We don’t use the term “HR” at MVF. We have nothing against folks that do, but it is just not our thing. We do not like the concept that humans are “resources”. People are people. We treat them that way and want every person at MVF to have an incredible experience while they are here. That is the mission of our people team.
Let people manage people
For those who have not seen the media about Octopus Energy, the premise of their idea is simple: Don’t hire creativity only to stifle it with bureaucracy. Train employees to deal with issues and support them to find their own solutions.
At MVF, we have a similar outlook. We believe in avoiding silly rules and do not create pointless policies. Finger wagging at the majority to police the occasional foolishness of a tiny minority, is strictly prohibited (not a silly rule in our opinion). We believe our managers are most qualified to manage their people, but this isn’t how all HR professionals think.
I’m lucky to have learned my trade by working with some amazing professionals in fantastic organisations with established HR teams. These colleagues imparted the traditional wisdom of HR best practice. The problem? Our so-called best practice is all too often just established risk management activity repeated again and again, rather than genuine value-add. Why? Because “no one ever got fired for buying IBM”.
Many of us have conditioned ourselves to think like a process person rather than just a person, and when this happens employee experience will invariably suffer.
Please do not misunderstand me, there is no point in just changing the name of your HR team to the “people team” and carrying on as you did before. Your people will see right through it.

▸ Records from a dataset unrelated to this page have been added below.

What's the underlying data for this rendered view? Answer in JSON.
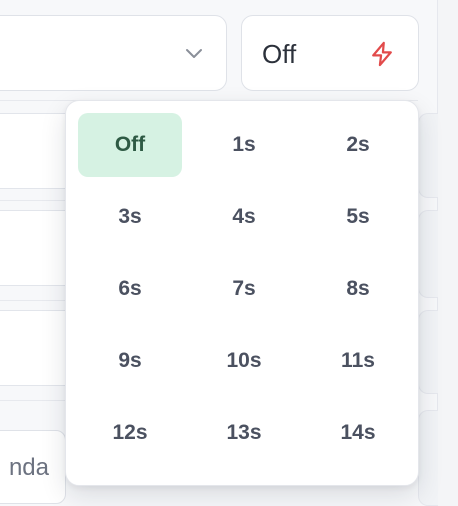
{
  "toggle": {
    "label": "Off",
    "icon": "bolt-icon",
    "icon_color": "#e24b4b"
  },
  "top_select": {
    "icon": "chevron-down-icon"
  },
  "bottom_chip": {
    "text": "nda"
  },
  "dropdown": {
    "selected_color": "#d6f2e3",
    "options": [
      {
        "label": "Off",
        "selected": true
      },
      {
        "label": "1s",
        "selected": false
      },
      {
        "label": "2s",
        "selected": false
      },
      {
        "label": "3s",
        "selected": false
      },
      {
        "label": "4s",
        "selected": false
      },
      {
        "label": "5s",
        "selected": false
      },
      {
        "label": "6s",
        "selected": false
      },
      {
        "label": "7s",
        "selected": false
      },
      {
        "label": "8s",
        "selected": false
      },
      {
        "label": "9s",
        "selected": false
      },
      {
        "label": "10s",
        "selected": false
      },
      {
        "label": "11s",
        "selected": false
      },
      {
        "label": "12s",
        "selected": false
      },
      {
        "label": "13s",
        "selected": false
      },
      {
        "label": "14s",
        "selected": false
      }
    ]
  }
}
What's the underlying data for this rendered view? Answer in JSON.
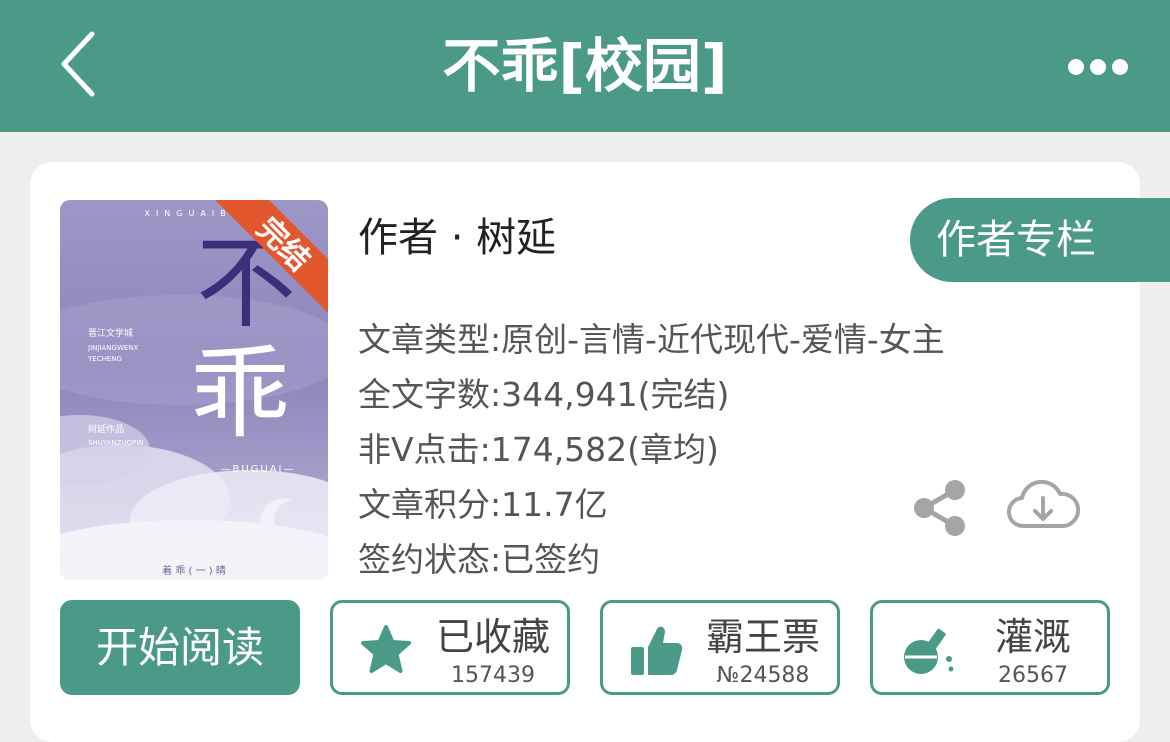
{
  "header": {
    "title": "不乖[校园]",
    "back_icon": "chevron-left-icon",
    "more_icon": "more-horizontal-icon"
  },
  "book": {
    "author_line": "作者 · 树延",
    "author_column_label": "作者专栏",
    "cover": {
      "badge": "完结",
      "title_chars": [
        "不",
        "乖"
      ],
      "pinyin": "—BUGUAI—",
      "top_letters": "XINGUAIBU",
      "series_cn": "晋江文学城",
      "series_en_1": "JINJIANGWENX",
      "series_en_2": "YECHENG",
      "author_cn": "树延作品",
      "author_en": "SHUYANZUOPIN",
      "bottom_text": "着 乖 ( 一 ) 晴"
    },
    "info": [
      {
        "label": "文章类型:",
        "value": "原创-言情-近代现代-爱情-女主"
      },
      {
        "label": "全文字数:",
        "value": "344,941(完结)"
      },
      {
        "label": "非V点击:",
        "value": "174,582(章均)"
      },
      {
        "label": "文章积分:",
        "value": "11.7亿"
      },
      {
        "label": "签约状态:",
        "value": "已签约"
      }
    ],
    "share_icon": "share-icon",
    "download_icon": "cloud-download-icon"
  },
  "actions": {
    "read_label": "开始阅读",
    "items": [
      {
        "label": "已收藏",
        "count": "157439",
        "icon": "star-icon"
      },
      {
        "label": "霸王票",
        "count": "№24588",
        "icon": "thumbs-up-icon"
      },
      {
        "label": "灌溉",
        "count": "26567",
        "icon": "watering-flask-icon"
      }
    ]
  },
  "colors": {
    "accent": "#4b9987",
    "background": "#eeeeee",
    "card": "#ffffff",
    "badge": "#e2572d",
    "icon_gray": "#a5a5a5"
  }
}
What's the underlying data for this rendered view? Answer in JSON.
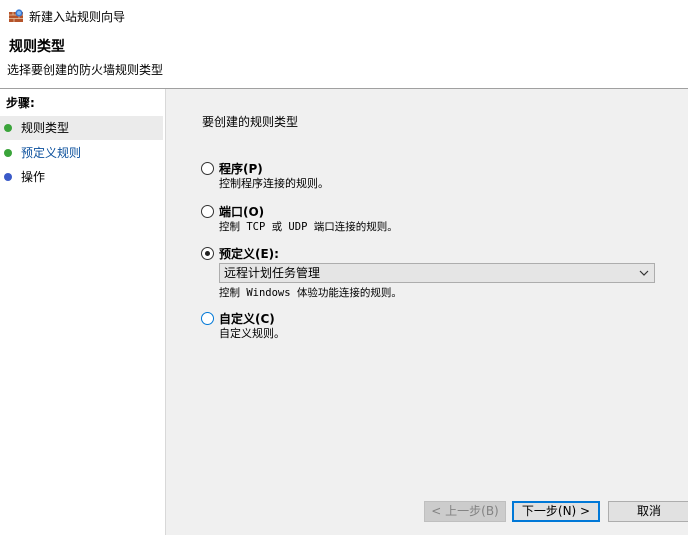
{
  "window": {
    "title": "新建入站规则向导",
    "icon": "firewall-shield-icon"
  },
  "header": {
    "title": "规则类型",
    "subtitle": "选择要创建的防火墙规则类型"
  },
  "steps": {
    "title": "步骤:",
    "items": [
      {
        "label": "规则类型",
        "color": "#3aa43a",
        "selected": true
      },
      {
        "label": "预定义规则",
        "color": "#3aa43a",
        "selected": false
      },
      {
        "label": "操作",
        "color": "#3a5ac8",
        "selected": false
      }
    ]
  },
  "content": {
    "title": "要创建的规则类型",
    "options": [
      {
        "label": "程序(P)",
        "desc": "控制程序连接的规则。",
        "checked": false
      },
      {
        "label": "端口(O)",
        "desc": "控制 TCP 或 UDP 端口连接的规则。",
        "checked": false
      },
      {
        "label": "预定义(E):",
        "desc": "控制 Windows 体验功能连接的规则。",
        "checked": true
      },
      {
        "label": "自定义(C)",
        "desc": "自定义规则。",
        "checked": false
      }
    ],
    "predefined_select": {
      "value": "远程计划任务管理"
    }
  },
  "buttons": {
    "back": "< 上一步(B)",
    "next": "下一步(N) >",
    "cancel": "取消"
  },
  "colors": {
    "accent": "#0078d7",
    "panel": "#f0f0f0"
  }
}
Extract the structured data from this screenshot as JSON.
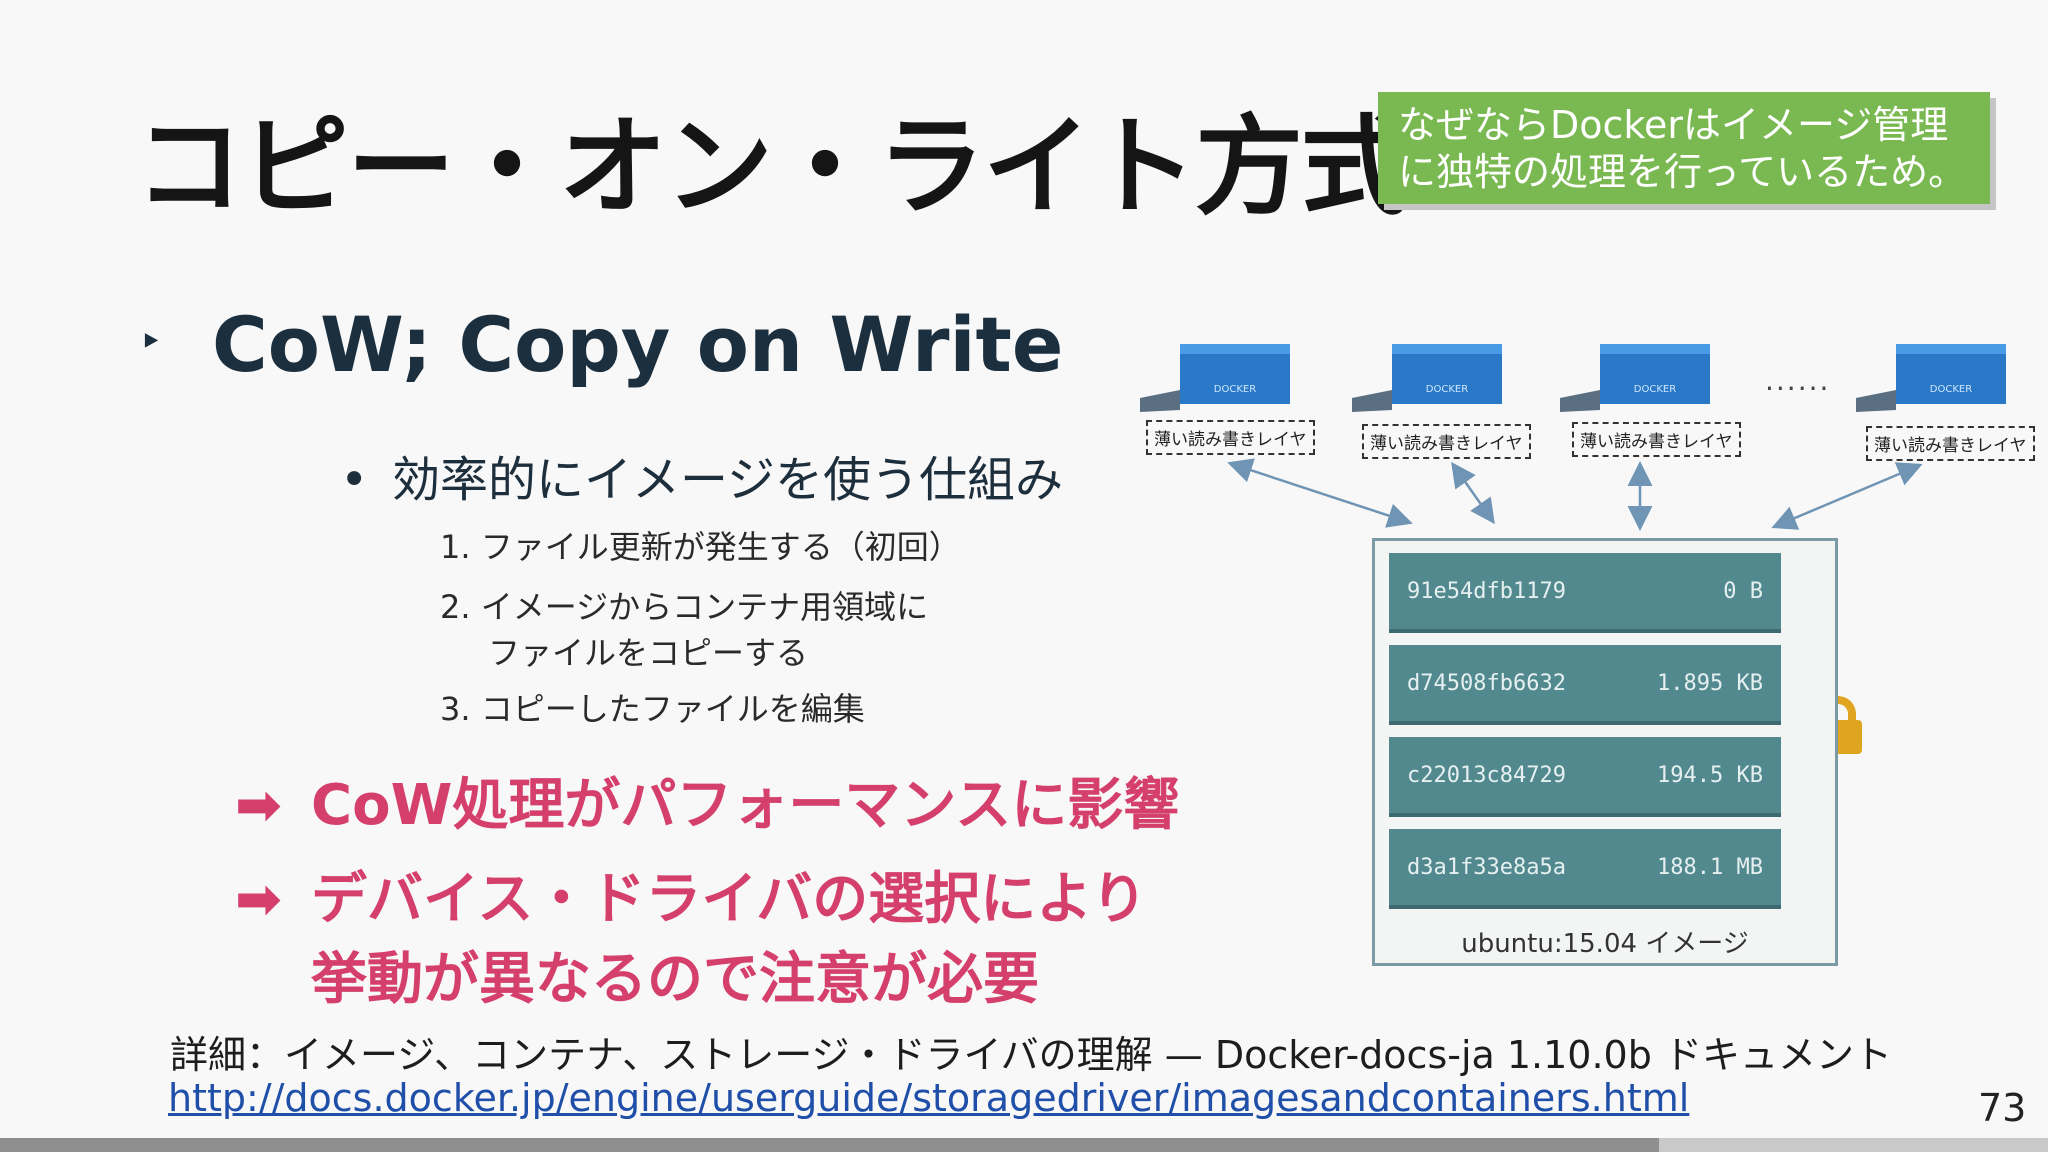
{
  "slide": {
    "title": "コピー・オン・ライト方式",
    "note_lines": [
      "なぜならDockerはイメージ管理",
      "に独特の処理を行っているため。"
    ],
    "bullet_l1": "CoW; Copy on Write",
    "bullet_l1_marker": "‣",
    "bullet_l2": "効率的にイメージを使う仕組み",
    "bullet_l2_marker": "•",
    "steps": {
      "s1": "1. ファイル更新が発生する（初回）",
      "s2a": "2. イメージからコンテナ用領域に",
      "s2b": "ファイルをコピーする",
      "s3": "3. コピーしたファイルを編集"
    },
    "arrow_marker": "➡",
    "point1": "CoW処理がパフォーマンスに影響",
    "point2a": "デバイス・ドライバの選択により",
    "point2b": "挙動が異なるので注意が必要",
    "detail": "詳細：イメージ、コンテナ、ストレージ・ドライバの理解 — Docker-docs-ja 1.10.0b ドキュメント",
    "link": "http://docs.docker.jp/engine/userguide/storagedriver/imagesandcontainers.html",
    "page_number": "73",
    "progress_fraction": 0.81
  },
  "diagram": {
    "container_label": "薄い読み書きレイヤ",
    "dots": "......",
    "container_logo": "DOCKER",
    "layers": [
      {
        "id": "91e54dfb1179",
        "size": "0 B"
      },
      {
        "id": "d74508fb6632",
        "size": "1.895 KB"
      },
      {
        "id": "c22013c84729",
        "size": "194.5 KB"
      },
      {
        "id": "d3a1f33e8a5a",
        "size": "188.1 MB"
      }
    ],
    "image_caption": "ubuntu:15.04 イメージ"
  },
  "colors": {
    "note_bg": "#7ab852",
    "accent_pink": "#d43f6c",
    "layer_teal": "#52898f",
    "container_blue": "#2a78c8",
    "lock_gold": "#e0a520"
  }
}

A people team puts the organisation’s people at the centre of its thinking. A people team will keep the organisation honest and make sure that difficult issues are dealt with openly. A people team recognises that top talent is discerning and understands the need to create a world-class experience that people will want to be a part of. Very rarely (never) is this achieved through having an extensive employee handbook, a long list of policies and or a rigid one-sided disciplinary meeting.
Being people-focused means being intentional, emotionally intelligent, design-focused and always asking “what will our people make of this?”.
It turns out that MVF and Octopus Energy are aligned: Invest heavily in training your people, empower them, then get out of their way and let managers manage.
Octopus Energy has seemingly decentralised this and let their best people gravitate organically towards the role that would be traditionally fulfilled by HR or people pros. Although, at the time of writing, there are L&D and talent acquisition vacancies at the company, so all is not lost.
At MVF, our wonderful chief people officer Andrea Pattico chose to design a structure that we all think works very well, but we would say that wouldn’t we? Our people team is filled to the brim with world-class professionals full of specialist knowledge. Our job is to share that knowledge, coach our people and step back, but our MVFers always know the people team has their backs if they need us.
All businesses are different. Greg Jackson’s company is an energy provider and MVF is a customer generation business. What is right for one company is not automatically right for the other, but challenging the status quo is to be applauded. If by any chance Greg Jackson is reading this, I would love to buy you a coffee and learn about how it is all going.
In summary, I agree with you Octopus Energy. The traditional HR department is dead. Long live the people team (even if you don’t call it that).